> **Provided entries**
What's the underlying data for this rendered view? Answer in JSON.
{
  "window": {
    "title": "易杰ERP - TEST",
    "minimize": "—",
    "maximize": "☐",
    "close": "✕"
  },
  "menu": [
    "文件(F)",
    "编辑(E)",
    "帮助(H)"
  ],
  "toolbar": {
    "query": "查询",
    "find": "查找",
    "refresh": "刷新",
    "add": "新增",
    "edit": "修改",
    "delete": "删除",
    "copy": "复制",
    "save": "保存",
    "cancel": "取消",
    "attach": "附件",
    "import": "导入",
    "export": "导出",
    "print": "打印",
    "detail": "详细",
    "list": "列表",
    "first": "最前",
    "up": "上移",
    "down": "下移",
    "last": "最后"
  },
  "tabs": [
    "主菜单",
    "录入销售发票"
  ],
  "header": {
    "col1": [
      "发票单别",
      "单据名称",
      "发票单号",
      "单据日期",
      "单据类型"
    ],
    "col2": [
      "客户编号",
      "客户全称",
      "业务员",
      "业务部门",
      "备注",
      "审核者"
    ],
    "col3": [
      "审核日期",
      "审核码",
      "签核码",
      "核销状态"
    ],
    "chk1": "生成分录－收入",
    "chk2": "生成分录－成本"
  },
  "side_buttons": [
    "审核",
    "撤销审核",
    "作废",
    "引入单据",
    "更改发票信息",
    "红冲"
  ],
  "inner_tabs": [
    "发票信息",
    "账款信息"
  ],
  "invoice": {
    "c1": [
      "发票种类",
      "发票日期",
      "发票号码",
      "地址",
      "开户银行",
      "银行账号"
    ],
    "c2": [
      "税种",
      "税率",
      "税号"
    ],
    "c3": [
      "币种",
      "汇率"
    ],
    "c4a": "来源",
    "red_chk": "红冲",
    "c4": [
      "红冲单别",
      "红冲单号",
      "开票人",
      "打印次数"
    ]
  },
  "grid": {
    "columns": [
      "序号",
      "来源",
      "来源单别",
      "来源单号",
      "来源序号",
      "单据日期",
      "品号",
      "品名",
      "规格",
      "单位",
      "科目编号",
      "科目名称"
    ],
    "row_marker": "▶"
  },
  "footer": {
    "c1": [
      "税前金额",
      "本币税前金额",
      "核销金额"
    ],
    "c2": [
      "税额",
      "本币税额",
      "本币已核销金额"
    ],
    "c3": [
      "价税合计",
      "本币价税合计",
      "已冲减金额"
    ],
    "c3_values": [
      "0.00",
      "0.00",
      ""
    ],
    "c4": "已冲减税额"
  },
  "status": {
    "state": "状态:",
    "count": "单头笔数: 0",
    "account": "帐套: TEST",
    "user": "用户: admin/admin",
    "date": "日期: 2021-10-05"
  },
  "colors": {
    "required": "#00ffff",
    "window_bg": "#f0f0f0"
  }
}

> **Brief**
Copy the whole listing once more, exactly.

> **Response**
What's the underlying data for this rendered view? Answer in JSON.
{
  "window": {
    "title": "易杰ERP - TEST",
    "minimize": "—",
    "maximize": "☐",
    "close": "✕"
  },
  "menu": [
    "文件(F)",
    "编辑(E)",
    "帮助(H)"
  ],
  "toolbar": {
    "query": "查询",
    "find": "查找",
    "refresh": "刷新",
    "add": "新增",
    "edit": "修改",
    "delete": "删除",
    "copy": "复制",
    "save": "保存",
    "cancel": "取消",
    "attach": "附件",
    "import": "导入",
    "export": "导出",
    "print": "打印",
    "detail": "详细",
    "list": "列表",
    "first": "最前",
    "up": "上移",
    "down": "下移",
    "last": "最后"
  },
  "tabs": [
    "主菜单",
    "录入销售发票"
  ],
  "header": {
    "col1": [
      "发票单别",
      "单据名称",
      "发票单号",
      "单据日期",
      "单据类型"
    ],
    "col2": [
      "客户编号",
      "客户全称",
      "业务员",
      "业务部门",
      "备注",
      "审核者"
    ],
    "col3": [
      "审核日期",
      "审核码",
      "签核码",
      "核销状态"
    ],
    "chk1": "生成分录－收入",
    "chk2": "生成分录－成本"
  },
  "side_buttons": [
    "审核",
    "撤销审核",
    "作废",
    "引入单据",
    "更改发票信息",
    "红冲"
  ],
  "inner_tabs": [
    "发票信息",
    "账款信息"
  ],
  "invoice": {
    "c1": [
      "发票种类",
      "发票日期",
      "发票号码",
      "地址",
      "开户银行",
      "银行账号"
    ],
    "c2": [
      "税种",
      "税率",
      "税号"
    ],
    "c3": [
      "币种",
      "汇率"
    ],
    "c4a": "来源",
    "red_chk": "红冲",
    "c4": [
      "红冲单别",
      "红冲单号",
      "开票人",
      "打印次数"
    ]
  },
  "grid": {
    "columns": [
      "序号",
      "来源",
      "来源单别",
      "来源单号",
      "来源序号",
      "单据日期",
      "品号",
      "品名",
      "规格",
      "单位",
      "科目编号",
      "科目名称"
    ],
    "row_marker": "▶"
  },
  "footer": {
    "c1": [
      "税前金额",
      "本币税前金额",
      "核销金额"
    ],
    "c2": [
      "税额",
      "本币税额",
      "本币已核销金额"
    ],
    "c3": [
      "价税合计",
      "本币价税合计",
      "已冲减金额"
    ],
    "c3_values": [
      "0.00",
      "0.00",
      ""
    ],
    "c4": "已冲减税额"
  },
  "status": {
    "state": "状态:",
    "count": "单头笔数: 0",
    "account": "帐套: TEST",
    "user": "用户: admin/admin",
    "date": "日期: 2021-10-05"
  },
  "colors": {
    "required": "#00ffff",
    "window_bg": "#f0f0f0"
  }
}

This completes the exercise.